#### Dataset rows for apps and sites:
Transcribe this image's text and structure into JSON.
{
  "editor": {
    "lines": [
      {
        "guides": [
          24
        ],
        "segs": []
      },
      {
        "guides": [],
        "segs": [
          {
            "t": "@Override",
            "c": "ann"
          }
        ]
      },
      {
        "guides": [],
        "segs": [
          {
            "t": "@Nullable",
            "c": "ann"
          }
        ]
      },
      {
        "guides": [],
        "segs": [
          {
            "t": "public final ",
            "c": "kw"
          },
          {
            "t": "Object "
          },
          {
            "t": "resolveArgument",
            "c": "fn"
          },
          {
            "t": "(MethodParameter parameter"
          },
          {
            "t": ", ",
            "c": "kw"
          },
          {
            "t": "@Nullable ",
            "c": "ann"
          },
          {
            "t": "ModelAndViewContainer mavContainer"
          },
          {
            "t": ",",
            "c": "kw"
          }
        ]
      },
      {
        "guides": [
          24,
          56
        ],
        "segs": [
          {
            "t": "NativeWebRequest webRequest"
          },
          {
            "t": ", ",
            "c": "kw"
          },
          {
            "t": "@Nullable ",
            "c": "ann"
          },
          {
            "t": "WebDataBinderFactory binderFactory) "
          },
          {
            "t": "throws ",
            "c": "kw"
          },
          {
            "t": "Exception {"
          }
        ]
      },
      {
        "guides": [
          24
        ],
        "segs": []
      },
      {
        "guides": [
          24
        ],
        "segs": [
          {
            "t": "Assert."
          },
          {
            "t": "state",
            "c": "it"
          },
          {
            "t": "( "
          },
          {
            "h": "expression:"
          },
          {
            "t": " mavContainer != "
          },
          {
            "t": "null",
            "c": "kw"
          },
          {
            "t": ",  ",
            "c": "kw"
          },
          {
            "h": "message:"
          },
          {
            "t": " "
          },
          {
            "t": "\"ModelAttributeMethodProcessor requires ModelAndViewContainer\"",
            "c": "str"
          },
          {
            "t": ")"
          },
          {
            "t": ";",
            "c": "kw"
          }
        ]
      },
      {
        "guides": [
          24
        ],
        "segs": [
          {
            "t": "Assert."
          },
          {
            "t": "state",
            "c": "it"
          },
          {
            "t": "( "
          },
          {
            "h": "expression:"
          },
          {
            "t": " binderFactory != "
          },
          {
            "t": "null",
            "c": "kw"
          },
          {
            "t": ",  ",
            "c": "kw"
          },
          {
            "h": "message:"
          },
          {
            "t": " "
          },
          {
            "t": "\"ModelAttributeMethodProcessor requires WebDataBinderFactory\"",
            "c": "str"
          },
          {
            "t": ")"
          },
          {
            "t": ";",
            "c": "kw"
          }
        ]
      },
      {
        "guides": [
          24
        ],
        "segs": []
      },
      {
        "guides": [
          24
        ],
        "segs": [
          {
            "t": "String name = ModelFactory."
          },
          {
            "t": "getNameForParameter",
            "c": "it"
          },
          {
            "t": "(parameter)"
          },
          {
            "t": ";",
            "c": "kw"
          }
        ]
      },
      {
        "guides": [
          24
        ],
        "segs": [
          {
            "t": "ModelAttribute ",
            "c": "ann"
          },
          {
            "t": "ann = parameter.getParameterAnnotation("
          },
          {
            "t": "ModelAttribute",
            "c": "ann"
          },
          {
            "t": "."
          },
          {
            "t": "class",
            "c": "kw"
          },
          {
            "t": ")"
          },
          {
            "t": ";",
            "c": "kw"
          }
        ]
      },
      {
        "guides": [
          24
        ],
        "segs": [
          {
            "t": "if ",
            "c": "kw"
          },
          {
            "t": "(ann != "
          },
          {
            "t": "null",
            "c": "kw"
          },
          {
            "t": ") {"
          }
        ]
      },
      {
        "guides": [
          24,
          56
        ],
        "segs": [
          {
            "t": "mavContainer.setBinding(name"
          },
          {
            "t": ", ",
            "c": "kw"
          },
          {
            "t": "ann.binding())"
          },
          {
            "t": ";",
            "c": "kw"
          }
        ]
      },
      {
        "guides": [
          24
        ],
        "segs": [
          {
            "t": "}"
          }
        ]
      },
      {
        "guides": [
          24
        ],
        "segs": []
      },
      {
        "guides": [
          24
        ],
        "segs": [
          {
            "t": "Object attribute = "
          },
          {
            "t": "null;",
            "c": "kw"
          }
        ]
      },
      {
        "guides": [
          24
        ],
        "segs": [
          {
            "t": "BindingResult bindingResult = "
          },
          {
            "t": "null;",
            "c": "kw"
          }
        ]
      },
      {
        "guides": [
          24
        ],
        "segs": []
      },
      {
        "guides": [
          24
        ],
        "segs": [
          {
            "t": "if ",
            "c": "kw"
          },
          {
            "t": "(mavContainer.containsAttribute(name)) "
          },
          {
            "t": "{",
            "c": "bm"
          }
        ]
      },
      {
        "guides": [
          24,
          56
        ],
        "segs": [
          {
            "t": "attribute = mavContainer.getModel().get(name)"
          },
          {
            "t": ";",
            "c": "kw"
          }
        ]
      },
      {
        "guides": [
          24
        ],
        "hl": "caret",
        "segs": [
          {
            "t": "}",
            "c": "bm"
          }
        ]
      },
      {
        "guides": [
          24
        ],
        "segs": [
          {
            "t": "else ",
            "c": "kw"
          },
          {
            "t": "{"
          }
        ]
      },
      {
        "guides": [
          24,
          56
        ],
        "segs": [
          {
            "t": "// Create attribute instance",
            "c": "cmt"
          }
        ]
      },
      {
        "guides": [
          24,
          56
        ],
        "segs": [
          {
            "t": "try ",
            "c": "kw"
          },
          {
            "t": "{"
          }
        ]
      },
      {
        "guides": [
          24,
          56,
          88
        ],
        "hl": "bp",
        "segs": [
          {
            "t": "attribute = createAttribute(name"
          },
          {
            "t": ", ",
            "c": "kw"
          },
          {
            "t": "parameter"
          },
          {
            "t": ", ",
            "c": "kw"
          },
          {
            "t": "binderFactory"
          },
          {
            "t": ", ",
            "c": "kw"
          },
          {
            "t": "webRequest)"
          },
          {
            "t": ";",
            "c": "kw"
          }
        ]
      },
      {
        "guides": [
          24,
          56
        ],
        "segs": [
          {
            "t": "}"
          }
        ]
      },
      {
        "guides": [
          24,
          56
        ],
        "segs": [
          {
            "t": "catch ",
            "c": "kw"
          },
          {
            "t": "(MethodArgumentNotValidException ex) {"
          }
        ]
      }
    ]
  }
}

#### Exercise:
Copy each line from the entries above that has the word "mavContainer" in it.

#### Task answer:
            "t": "ModelAndViewContainer mavContainer"
            "t": " mavContainer != "
            "t": "mavContainer.setBinding(name"
            "t": "(mavContainer.containsAttribute(name)) "
            "t": "attribute = mavContainer.getModel().get(name)"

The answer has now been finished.